╭─ Record extracts

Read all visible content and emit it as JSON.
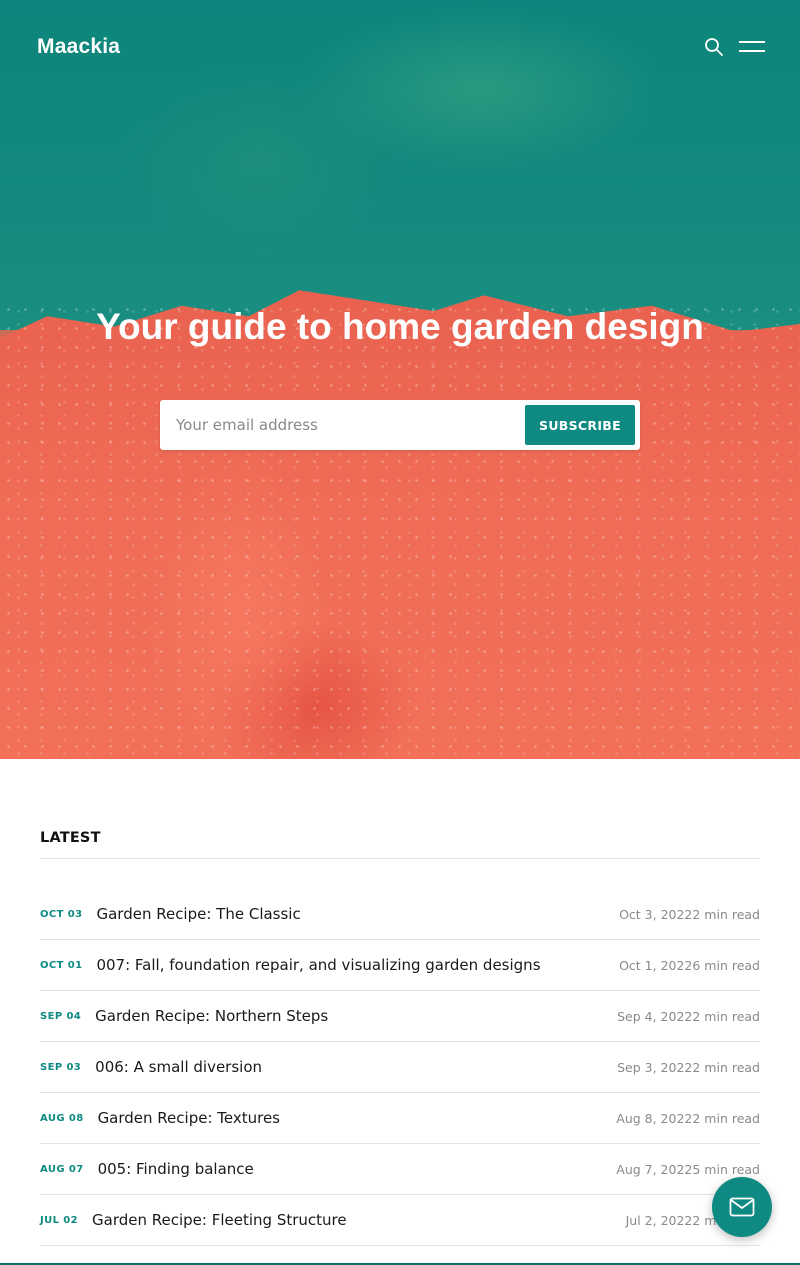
{
  "header": {
    "logo": "Maackia",
    "search_icon": "search-icon",
    "menu_icon": "hamburger-menu-icon"
  },
  "hero": {
    "title": "Your guide to home garden design",
    "email_placeholder": "Your email address",
    "subscribe_label": "SUBSCRIBE"
  },
  "latest": {
    "heading": "LATEST",
    "posts": [
      {
        "date": "OCT 03",
        "title": "Garden Recipe: The Classic",
        "meta": "Oct 3, 20222 min read"
      },
      {
        "date": "OCT 01",
        "title": "007: Fall, foundation repair, and visualizing garden designs",
        "meta": "Oct 1, 20226 min read"
      },
      {
        "date": "SEP 04",
        "title": "Garden Recipe: Northern Steps",
        "meta": "Sep 4, 20222 min read"
      },
      {
        "date": "SEP 03",
        "title": "006: A small diversion",
        "meta": "Sep 3, 20222 min read"
      },
      {
        "date": "AUG 08",
        "title": "Garden Recipe: Textures",
        "meta": "Aug 8, 20222 min read"
      },
      {
        "date": "AUG 07",
        "title": "005: Finding balance",
        "meta": "Aug 7, 20225 min read"
      },
      {
        "date": "JUL 02",
        "title": "Garden Recipe: Fleeting Structure",
        "meta": "Jul 2, 20222 min read"
      }
    ]
  },
  "fab": {
    "icon": "mail-icon"
  },
  "colors": {
    "accent": "#0e8a82",
    "hero_green": "#0f8a80",
    "hero_coral": "#ee6a54"
  }
}
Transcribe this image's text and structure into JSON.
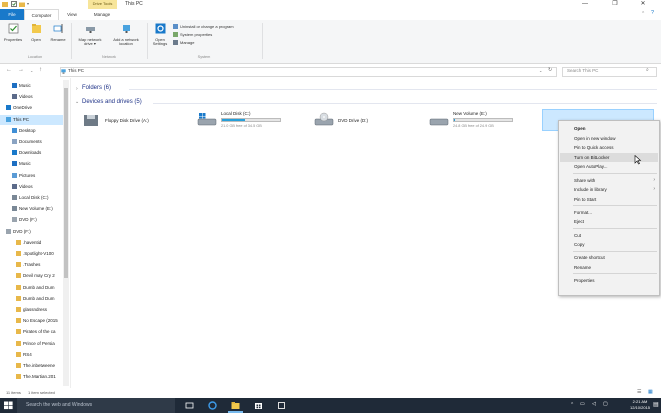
{
  "window": {
    "title": "This PC",
    "drive_tools": "Drive Tools",
    "min_glyph": "—",
    "max_glyph": "❐",
    "close_glyph": "✕"
  },
  "tabs": {
    "file": "File",
    "computer": "Computer",
    "view": "View",
    "manage": "Manage"
  },
  "ribbon": {
    "location": {
      "group": "Location",
      "properties": "Properties",
      "open": "Open",
      "rename": "Rename"
    },
    "network": {
      "group": "Network",
      "access_media": "Access\nmedia ▾",
      "map_network": "Map network\ndrive ▾",
      "add_location": "Add a network\nlocation"
    },
    "system": {
      "group": "System",
      "open_settings": "Open\nSettings",
      "uninstall": "Uninstall or change a program",
      "system_properties": "System properties",
      "manage": "Manage"
    }
  },
  "address": {
    "path": "This PC",
    "search_placeholder": "Search This PC"
  },
  "nav": {
    "items": [
      {
        "label": "Music",
        "icon": "music-icon",
        "indent": 12
      },
      {
        "label": "Videos",
        "icon": "video-icon",
        "indent": 12
      },
      {
        "label": "OneDrive",
        "icon": "cloud-icon",
        "indent": 6
      },
      {
        "label": "This PC",
        "icon": "computer-icon",
        "indent": 6,
        "selected": true
      },
      {
        "label": "Desktop",
        "icon": "folder-blue-icon",
        "indent": 12
      },
      {
        "label": "Documents",
        "icon": "document-icon",
        "indent": 12
      },
      {
        "label": "Downloads",
        "icon": "download-icon",
        "indent": 12
      },
      {
        "label": "Music",
        "icon": "music-icon",
        "indent": 12
      },
      {
        "label": "Pictures",
        "icon": "picture-icon",
        "indent": 12
      },
      {
        "label": "Videos",
        "icon": "video-icon",
        "indent": 12
      },
      {
        "label": "Local Disk (C:)",
        "icon": "drive-icon",
        "indent": 12
      },
      {
        "label": "New Volume (E:)",
        "icon": "drive-icon",
        "indent": 12
      },
      {
        "label": "DVD (F:)",
        "icon": "dvd-icon",
        "indent": 12
      },
      {
        "label": "DVD (F:)",
        "icon": "dvd-icon",
        "indent": 6
      },
      {
        "label": ".haventid",
        "icon": "folder-icon",
        "indent": 16
      },
      {
        "label": ".Spotlight-V100",
        "icon": "folder-icon",
        "indent": 16
      },
      {
        "label": ".Trashes",
        "icon": "folder-icon",
        "indent": 16
      },
      {
        "label": "Devil may Cry 2",
        "icon": "folder-icon",
        "indent": 16
      },
      {
        "label": "Dumb and Dum",
        "icon": "folder-icon",
        "indent": 16
      },
      {
        "label": "Dumb and Dum",
        "icon": "folder-icon",
        "indent": 16
      },
      {
        "label": "glassndress",
        "icon": "folder-icon",
        "indent": 16
      },
      {
        "label": "No Escape (2015",
        "icon": "folder-icon",
        "indent": 16
      },
      {
        "label": "Pirates of the ca",
        "icon": "folder-icon",
        "indent": 16
      },
      {
        "label": "Prince of Persia",
        "icon": "folder-icon",
        "indent": 16
      },
      {
        "label": "RS4",
        "icon": "folder-icon",
        "indent": 16
      },
      {
        "label": "The.inbetweene",
        "icon": "folder-icon",
        "indent": 16
      },
      {
        "label": "The.Martian.201",
        "icon": "folder-icon",
        "indent": 16
      }
    ]
  },
  "content": {
    "folders_header": "Folders (6)",
    "devices_header": "Devices and drives (5)",
    "drives": [
      {
        "name": "Floppy Disk Drive (A:)",
        "free": "",
        "fill": null,
        "icon": "floppy-icon"
      },
      {
        "name": "Local Disk (C:)",
        "free": "21.0 GB free of 34.5 GB",
        "fill": 0.39,
        "icon": "windows-drive-icon"
      },
      {
        "name": "DVD Drive (D:)",
        "free": "",
        "fill": null,
        "icon": "dvd-drive-icon"
      },
      {
        "name": "New Volume (E:)",
        "free": "24.8 GB free of 24.9 GB",
        "fill": 0.01,
        "icon": "hard-drive-icon"
      },
      {
        "name": "DVD (F:)",
        "free": "",
        "fill": 1.0,
        "icon": "dvd-drive-icon"
      }
    ]
  },
  "context_menu": {
    "items": [
      {
        "label": "Open",
        "bold": true
      },
      {
        "label": "Open in new window"
      },
      {
        "label": "Pin to Quick access"
      },
      {
        "label": "Turn on BitLocker",
        "hover": true
      },
      {
        "label": "Open AutoPlay..."
      },
      {
        "sep": true
      },
      {
        "label": "Share with",
        "submenu": true
      },
      {
        "label": "Include in library",
        "submenu": true
      },
      {
        "label": "Pin to Start"
      },
      {
        "sep": true
      },
      {
        "label": "Format..."
      },
      {
        "label": "Eject"
      },
      {
        "sep": true
      },
      {
        "label": "Cut"
      },
      {
        "label": "Copy"
      },
      {
        "sep": true
      },
      {
        "label": "Create shortcut"
      },
      {
        "label": "Rename"
      },
      {
        "sep": true
      },
      {
        "label": "Properties"
      }
    ]
  },
  "status": {
    "items": "11 items",
    "selected": "1 item selected"
  },
  "taskbar": {
    "search_placeholder": "Search the web and Windows",
    "time": "2:21 AM",
    "date": "12/10/2015"
  },
  "colors": {
    "accent": "#1979ca",
    "progress": "#26a0da",
    "full": "#da2626",
    "taskbar": "#1f2a38"
  }
}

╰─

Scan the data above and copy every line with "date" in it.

        "date": "OCT 03",
        "date": "OCT 01",
        "date": "SEP 04",
        "date": "SEP 03",
        "date": "AUG 08",
        "date": "AUG 07",
        "date": "JUL 02",
    "date": "12/10/2015"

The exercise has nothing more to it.